--- START ---
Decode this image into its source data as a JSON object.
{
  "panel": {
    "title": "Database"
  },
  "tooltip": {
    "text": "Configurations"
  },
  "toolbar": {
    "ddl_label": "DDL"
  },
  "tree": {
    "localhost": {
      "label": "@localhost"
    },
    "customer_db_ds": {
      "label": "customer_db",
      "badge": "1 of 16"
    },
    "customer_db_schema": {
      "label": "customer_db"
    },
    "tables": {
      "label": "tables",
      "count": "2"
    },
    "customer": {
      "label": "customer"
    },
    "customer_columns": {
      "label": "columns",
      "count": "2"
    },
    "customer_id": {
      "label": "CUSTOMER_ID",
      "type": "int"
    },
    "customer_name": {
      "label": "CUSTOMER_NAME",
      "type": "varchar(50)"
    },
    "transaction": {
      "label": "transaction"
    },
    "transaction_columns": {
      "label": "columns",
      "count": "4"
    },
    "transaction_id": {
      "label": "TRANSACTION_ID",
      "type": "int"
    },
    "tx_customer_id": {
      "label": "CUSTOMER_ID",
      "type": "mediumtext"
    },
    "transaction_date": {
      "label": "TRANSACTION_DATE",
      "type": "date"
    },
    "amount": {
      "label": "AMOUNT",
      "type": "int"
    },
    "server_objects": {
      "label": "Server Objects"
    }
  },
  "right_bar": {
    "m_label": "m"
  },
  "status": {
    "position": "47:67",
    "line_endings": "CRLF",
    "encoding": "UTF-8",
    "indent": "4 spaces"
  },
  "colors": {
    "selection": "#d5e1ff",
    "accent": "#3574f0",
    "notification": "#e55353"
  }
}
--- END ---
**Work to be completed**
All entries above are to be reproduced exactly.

**Written response**
Decode this image into its source data as a JSON object.
{
  "panel": {
    "title": "Database"
  },
  "tooltip": {
    "text": "Configurations"
  },
  "toolbar": {
    "ddl_label": "DDL"
  },
  "tree": {
    "localhost": {
      "label": "@localhost"
    },
    "customer_db_ds": {
      "label": "customer_db",
      "badge": "1 of 16"
    },
    "customer_db_schema": {
      "label": "customer_db"
    },
    "tables": {
      "label": "tables",
      "count": "2"
    },
    "customer": {
      "label": "customer"
    },
    "customer_columns": {
      "label": "columns",
      "count": "2"
    },
    "customer_id": {
      "label": "CUSTOMER_ID",
      "type": "int"
    },
    "customer_name": {
      "label": "CUSTOMER_NAME",
      "type": "varchar(50)"
    },
    "transaction": {
      "label": "transaction"
    },
    "transaction_columns": {
      "label": "columns",
      "count": "4"
    },
    "transaction_id": {
      "label": "TRANSACTION_ID",
      "type": "int"
    },
    "tx_customer_id": {
      "label": "CUSTOMER_ID",
      "type": "mediumtext"
    },
    "transaction_date": {
      "label": "TRANSACTION_DATE",
      "type": "date"
    },
    "amount": {
      "label": "AMOUNT",
      "type": "int"
    },
    "server_objects": {
      "label": "Server Objects"
    }
  },
  "right_bar": {
    "m_label": "m"
  },
  "status": {
    "position": "47:67",
    "line_endings": "CRLF",
    "encoding": "UTF-8",
    "indent": "4 spaces"
  },
  "colors": {
    "selection": "#d5e1ff",
    "accent": "#3574f0",
    "notification": "#e55353"
  }
}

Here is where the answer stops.